(Data about app and page elements)
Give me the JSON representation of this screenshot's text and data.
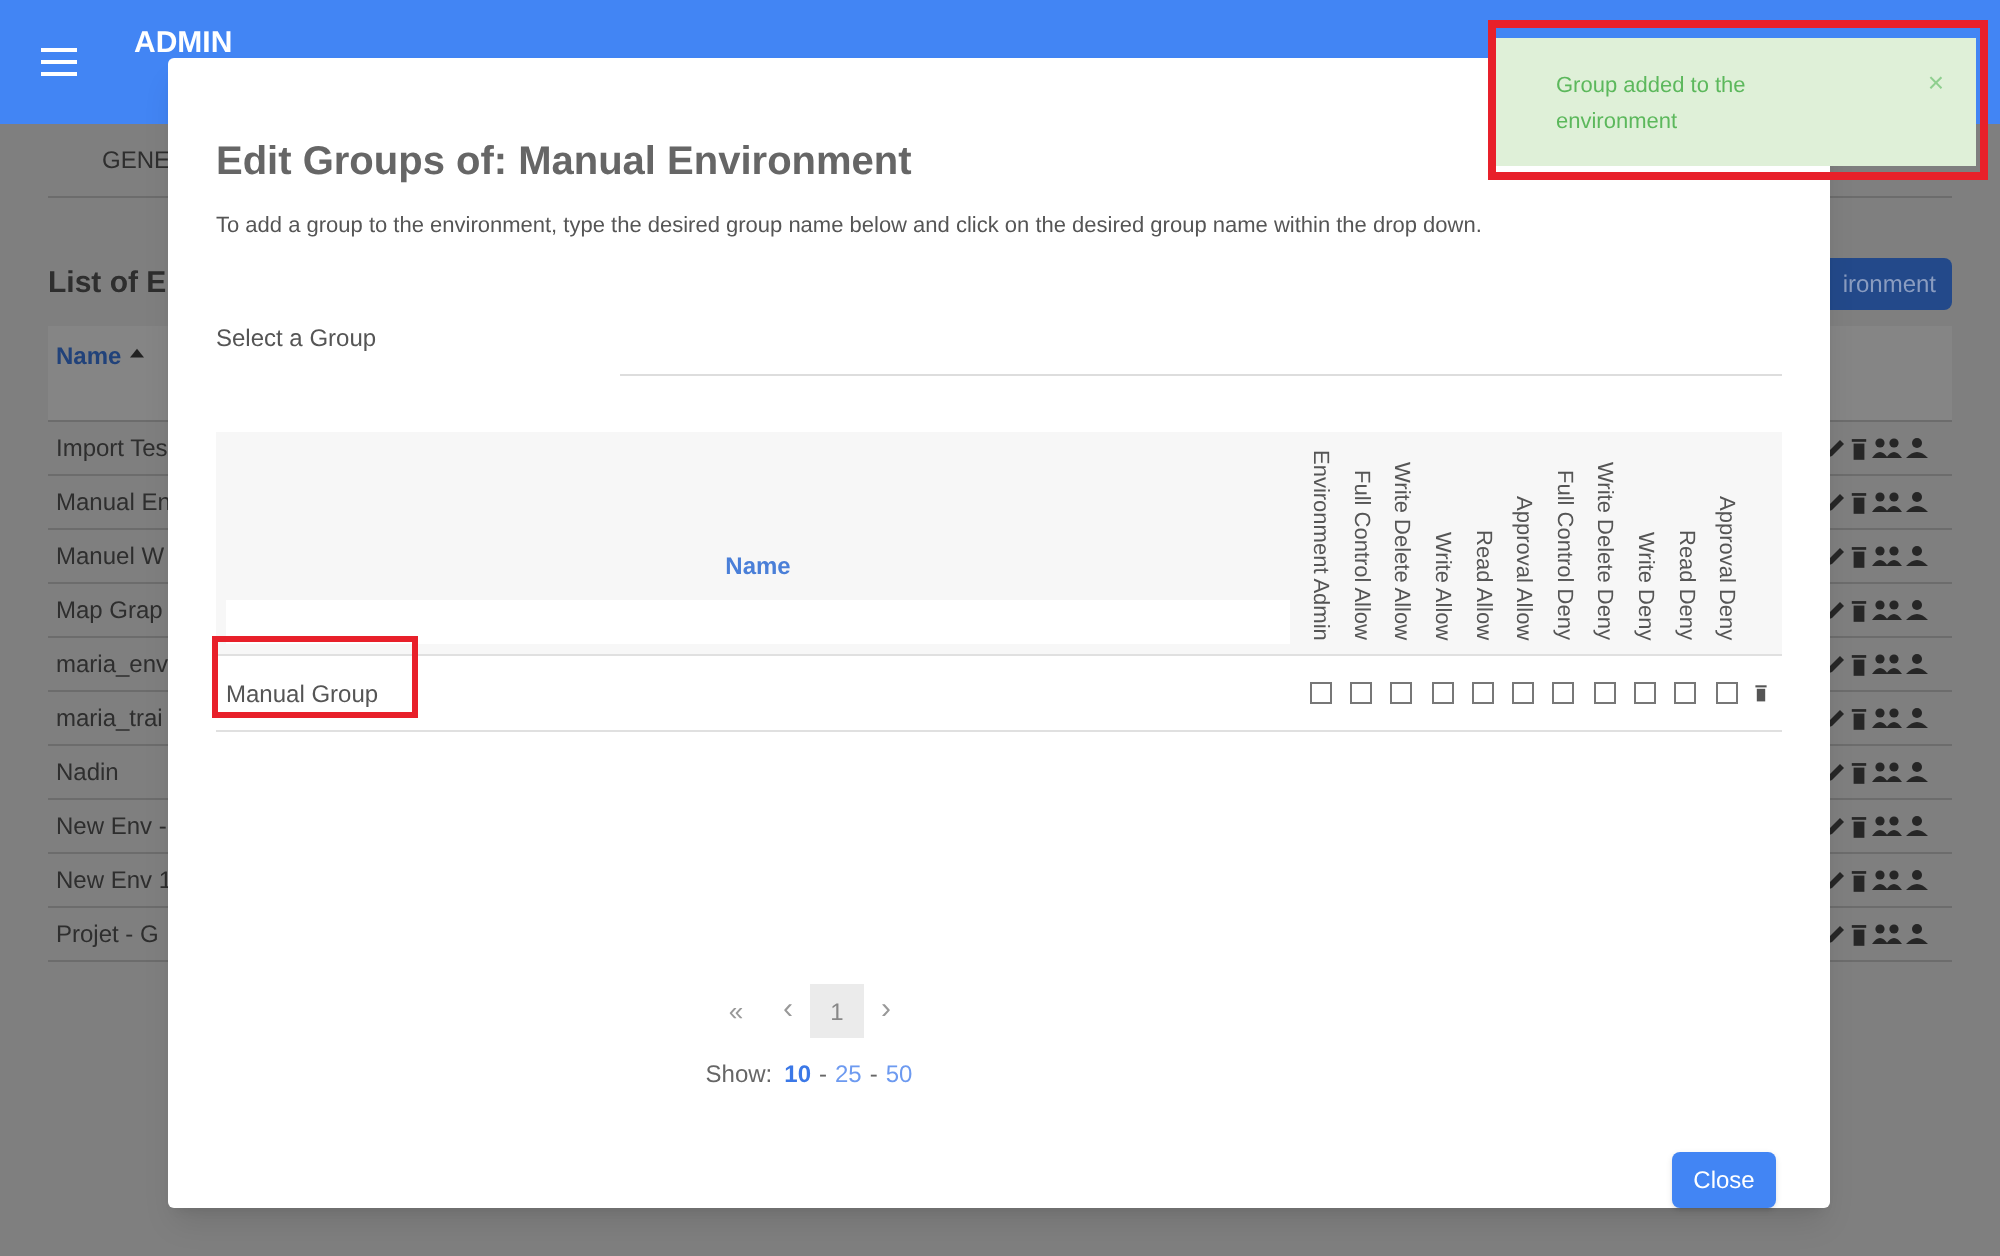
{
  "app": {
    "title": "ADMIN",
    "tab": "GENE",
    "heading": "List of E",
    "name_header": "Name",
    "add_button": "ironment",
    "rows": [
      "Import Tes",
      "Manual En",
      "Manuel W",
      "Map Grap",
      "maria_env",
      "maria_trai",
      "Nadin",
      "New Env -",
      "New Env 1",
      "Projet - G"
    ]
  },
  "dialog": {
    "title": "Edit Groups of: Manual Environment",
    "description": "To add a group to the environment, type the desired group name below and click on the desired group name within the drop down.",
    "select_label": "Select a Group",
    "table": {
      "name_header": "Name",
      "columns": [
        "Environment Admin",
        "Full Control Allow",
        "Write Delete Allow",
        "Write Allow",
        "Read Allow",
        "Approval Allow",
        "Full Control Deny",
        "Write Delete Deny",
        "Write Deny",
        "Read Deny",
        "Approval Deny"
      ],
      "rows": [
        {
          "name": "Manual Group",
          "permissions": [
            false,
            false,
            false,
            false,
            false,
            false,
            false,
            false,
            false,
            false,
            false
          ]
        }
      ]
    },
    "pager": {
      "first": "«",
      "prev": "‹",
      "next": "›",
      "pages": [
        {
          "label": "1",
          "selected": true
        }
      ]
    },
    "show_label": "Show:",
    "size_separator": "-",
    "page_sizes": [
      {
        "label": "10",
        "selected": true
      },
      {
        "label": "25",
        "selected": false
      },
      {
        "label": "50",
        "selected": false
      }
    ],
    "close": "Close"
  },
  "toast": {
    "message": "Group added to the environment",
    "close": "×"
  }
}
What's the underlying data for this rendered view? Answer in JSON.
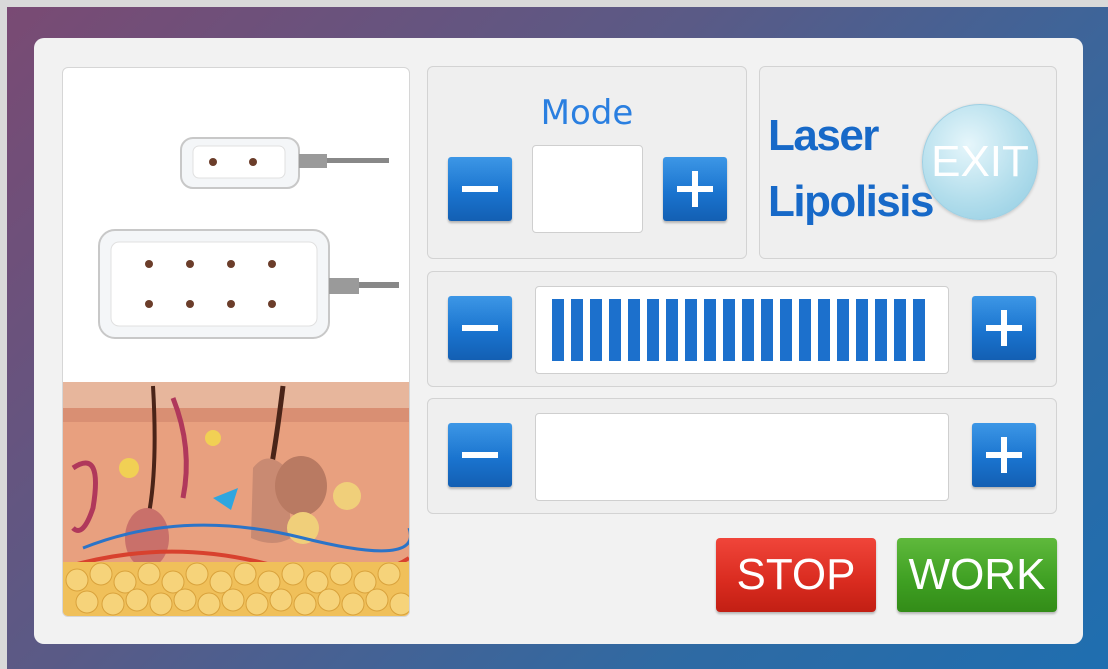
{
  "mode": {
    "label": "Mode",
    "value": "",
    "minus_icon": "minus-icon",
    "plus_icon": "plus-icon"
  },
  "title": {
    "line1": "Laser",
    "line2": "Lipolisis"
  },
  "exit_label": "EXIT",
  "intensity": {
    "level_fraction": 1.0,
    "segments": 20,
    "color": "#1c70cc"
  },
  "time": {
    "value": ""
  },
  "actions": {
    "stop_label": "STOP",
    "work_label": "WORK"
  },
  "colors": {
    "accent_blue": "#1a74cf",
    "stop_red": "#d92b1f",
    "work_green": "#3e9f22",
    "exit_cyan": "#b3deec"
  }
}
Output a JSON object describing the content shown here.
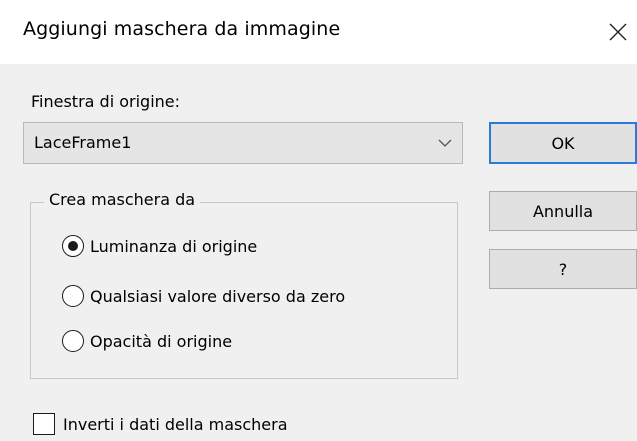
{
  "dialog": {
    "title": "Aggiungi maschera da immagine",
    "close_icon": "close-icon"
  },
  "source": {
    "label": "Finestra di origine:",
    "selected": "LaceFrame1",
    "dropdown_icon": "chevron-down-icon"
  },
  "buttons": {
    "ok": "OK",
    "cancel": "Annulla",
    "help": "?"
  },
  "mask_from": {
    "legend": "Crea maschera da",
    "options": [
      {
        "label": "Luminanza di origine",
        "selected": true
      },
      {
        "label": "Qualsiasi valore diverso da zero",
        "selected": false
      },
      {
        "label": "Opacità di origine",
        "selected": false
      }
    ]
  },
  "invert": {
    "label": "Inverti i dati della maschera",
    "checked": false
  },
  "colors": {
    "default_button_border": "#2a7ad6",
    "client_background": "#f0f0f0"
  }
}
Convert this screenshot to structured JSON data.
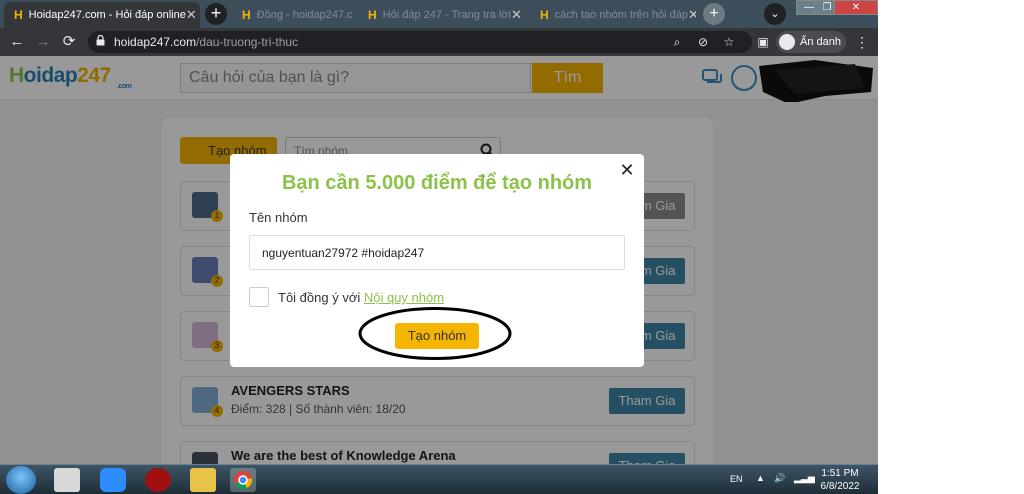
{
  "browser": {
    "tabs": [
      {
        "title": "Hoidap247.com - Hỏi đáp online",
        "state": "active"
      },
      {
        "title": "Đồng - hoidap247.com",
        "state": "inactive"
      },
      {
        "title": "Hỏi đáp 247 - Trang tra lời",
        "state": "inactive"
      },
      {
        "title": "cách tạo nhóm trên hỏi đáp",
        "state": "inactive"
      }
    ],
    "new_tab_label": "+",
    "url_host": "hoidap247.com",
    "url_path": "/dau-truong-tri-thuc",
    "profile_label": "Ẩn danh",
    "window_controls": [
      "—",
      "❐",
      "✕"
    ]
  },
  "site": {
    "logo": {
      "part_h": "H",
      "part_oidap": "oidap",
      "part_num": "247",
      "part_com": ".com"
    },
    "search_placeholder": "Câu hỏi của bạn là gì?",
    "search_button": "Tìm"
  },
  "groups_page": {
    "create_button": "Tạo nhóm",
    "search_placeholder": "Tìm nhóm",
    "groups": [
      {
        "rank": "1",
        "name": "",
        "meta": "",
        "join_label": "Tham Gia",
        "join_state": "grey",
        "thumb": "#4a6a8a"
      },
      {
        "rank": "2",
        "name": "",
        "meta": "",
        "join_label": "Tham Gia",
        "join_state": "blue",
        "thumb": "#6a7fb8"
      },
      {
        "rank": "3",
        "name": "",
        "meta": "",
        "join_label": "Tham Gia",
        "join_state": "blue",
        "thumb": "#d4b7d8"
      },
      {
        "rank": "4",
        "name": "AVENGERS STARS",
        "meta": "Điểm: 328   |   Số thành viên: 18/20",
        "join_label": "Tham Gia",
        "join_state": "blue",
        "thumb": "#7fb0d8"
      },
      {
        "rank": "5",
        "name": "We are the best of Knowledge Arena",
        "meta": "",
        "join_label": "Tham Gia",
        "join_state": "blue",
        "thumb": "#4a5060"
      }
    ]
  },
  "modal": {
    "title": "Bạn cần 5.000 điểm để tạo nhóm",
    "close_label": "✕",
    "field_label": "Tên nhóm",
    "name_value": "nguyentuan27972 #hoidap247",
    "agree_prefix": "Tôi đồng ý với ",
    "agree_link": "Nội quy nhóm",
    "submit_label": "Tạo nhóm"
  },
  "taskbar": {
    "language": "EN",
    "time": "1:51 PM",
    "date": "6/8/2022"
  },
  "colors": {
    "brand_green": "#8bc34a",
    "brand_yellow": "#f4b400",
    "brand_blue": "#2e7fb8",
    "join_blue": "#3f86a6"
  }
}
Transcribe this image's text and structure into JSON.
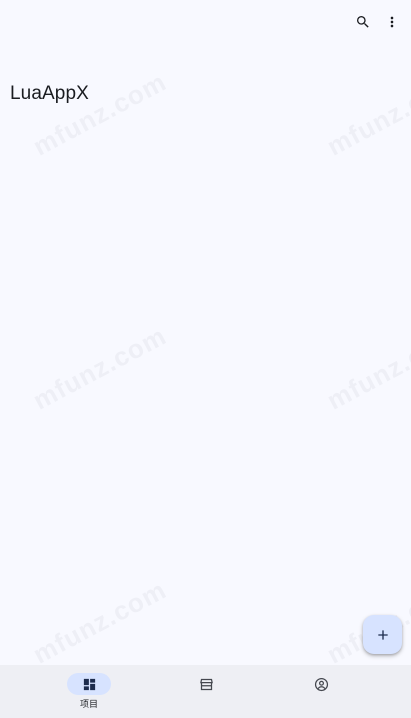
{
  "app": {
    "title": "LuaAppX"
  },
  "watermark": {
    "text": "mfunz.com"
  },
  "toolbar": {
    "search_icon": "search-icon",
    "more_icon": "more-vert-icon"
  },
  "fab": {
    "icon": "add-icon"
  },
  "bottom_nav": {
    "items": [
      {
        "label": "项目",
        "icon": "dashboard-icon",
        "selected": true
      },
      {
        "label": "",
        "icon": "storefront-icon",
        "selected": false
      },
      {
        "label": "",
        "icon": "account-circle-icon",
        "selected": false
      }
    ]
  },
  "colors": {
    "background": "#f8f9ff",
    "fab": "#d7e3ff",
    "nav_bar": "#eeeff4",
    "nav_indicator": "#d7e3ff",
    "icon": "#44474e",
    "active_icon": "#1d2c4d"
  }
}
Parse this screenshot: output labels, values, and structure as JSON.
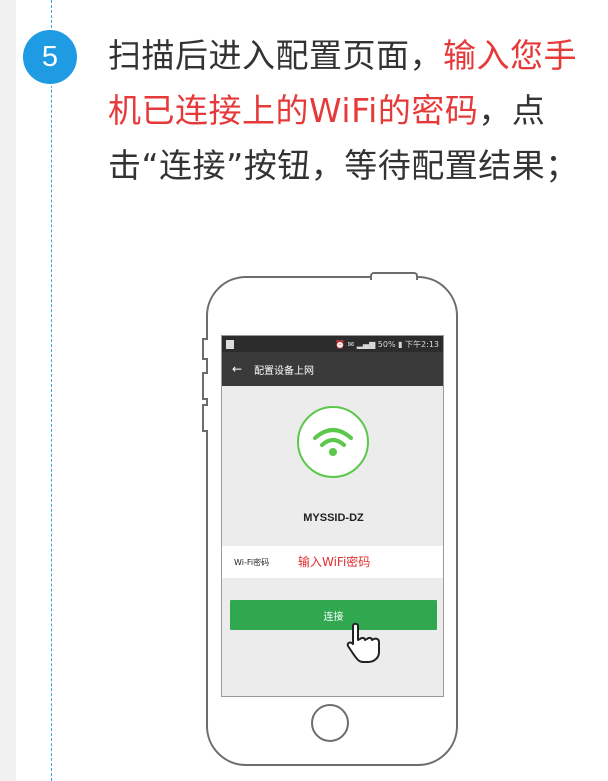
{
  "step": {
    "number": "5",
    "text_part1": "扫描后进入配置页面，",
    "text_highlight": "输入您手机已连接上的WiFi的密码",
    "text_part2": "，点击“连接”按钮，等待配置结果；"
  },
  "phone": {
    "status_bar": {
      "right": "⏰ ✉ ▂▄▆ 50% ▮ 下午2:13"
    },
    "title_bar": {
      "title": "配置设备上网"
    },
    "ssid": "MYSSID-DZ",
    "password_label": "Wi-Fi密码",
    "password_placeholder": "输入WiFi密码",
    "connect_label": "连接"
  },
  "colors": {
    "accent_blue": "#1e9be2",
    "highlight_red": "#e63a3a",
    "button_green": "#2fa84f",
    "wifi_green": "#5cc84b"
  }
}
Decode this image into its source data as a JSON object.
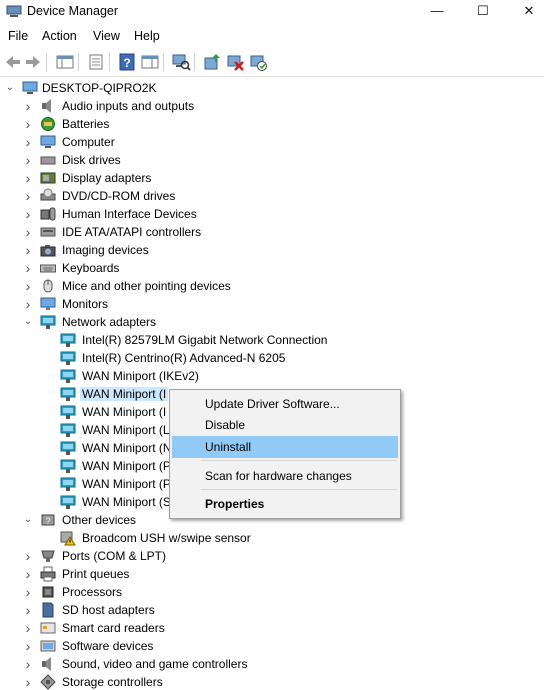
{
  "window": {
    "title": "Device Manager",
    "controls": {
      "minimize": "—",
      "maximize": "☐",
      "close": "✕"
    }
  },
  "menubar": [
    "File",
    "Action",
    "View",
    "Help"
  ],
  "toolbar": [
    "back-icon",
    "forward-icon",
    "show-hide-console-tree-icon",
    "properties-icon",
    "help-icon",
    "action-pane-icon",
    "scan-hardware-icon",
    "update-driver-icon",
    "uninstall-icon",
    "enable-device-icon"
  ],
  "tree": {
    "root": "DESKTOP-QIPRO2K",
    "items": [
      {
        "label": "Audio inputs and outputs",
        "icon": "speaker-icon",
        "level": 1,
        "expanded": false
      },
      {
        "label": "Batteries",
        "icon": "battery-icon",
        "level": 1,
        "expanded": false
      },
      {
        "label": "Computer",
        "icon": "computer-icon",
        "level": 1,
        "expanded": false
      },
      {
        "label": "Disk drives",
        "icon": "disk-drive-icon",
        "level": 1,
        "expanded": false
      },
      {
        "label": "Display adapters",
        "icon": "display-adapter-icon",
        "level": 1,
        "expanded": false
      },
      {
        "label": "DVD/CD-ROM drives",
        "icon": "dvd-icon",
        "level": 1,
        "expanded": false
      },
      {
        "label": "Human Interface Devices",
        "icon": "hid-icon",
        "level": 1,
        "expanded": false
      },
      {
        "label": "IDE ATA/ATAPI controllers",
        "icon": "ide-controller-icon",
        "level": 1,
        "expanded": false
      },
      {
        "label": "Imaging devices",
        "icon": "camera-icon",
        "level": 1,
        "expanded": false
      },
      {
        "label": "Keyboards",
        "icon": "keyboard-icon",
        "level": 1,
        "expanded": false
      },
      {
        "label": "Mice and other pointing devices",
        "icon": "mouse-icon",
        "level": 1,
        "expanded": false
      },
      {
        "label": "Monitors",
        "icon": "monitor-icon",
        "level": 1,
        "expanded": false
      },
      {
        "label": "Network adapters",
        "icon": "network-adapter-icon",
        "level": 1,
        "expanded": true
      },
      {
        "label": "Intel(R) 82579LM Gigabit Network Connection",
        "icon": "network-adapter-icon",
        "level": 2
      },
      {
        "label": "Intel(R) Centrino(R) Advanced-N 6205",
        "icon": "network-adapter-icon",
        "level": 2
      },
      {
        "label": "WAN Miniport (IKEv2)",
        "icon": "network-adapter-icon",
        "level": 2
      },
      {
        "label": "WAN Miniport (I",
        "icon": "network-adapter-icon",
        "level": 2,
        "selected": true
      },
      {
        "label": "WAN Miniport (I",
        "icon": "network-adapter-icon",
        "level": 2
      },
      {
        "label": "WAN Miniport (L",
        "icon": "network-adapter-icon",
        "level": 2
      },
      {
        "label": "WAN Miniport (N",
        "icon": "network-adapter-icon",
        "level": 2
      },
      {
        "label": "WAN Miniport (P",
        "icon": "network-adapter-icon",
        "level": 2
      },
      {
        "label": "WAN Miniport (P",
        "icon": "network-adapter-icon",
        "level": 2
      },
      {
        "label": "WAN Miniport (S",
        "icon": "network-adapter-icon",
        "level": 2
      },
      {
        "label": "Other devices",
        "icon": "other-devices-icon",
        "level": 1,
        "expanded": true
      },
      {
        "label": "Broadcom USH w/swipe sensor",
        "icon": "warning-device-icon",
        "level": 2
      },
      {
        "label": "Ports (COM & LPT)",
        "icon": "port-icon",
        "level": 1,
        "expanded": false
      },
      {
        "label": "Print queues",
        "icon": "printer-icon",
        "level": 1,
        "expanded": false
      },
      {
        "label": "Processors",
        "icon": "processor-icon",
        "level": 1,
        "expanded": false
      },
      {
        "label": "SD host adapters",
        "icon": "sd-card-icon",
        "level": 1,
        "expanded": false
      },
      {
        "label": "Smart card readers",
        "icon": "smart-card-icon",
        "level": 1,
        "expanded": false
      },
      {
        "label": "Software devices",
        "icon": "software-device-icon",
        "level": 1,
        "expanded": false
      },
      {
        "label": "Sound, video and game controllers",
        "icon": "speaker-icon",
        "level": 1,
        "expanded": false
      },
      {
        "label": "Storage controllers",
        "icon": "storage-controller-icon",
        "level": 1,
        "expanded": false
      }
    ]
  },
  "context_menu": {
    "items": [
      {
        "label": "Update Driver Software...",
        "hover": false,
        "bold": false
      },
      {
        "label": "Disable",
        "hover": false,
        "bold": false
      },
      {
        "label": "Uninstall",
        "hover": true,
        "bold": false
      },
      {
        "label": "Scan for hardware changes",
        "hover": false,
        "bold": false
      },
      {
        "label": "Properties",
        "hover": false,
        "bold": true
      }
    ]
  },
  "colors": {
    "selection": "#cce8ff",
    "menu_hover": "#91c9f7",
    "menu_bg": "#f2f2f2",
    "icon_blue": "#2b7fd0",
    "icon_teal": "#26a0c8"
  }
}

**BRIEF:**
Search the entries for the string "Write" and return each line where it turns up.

**REPLY TO THE EXERCISE:**
        "Write Delete Allow",
        "Write Allow",
        "Write Delete Deny",
        "Write Deny",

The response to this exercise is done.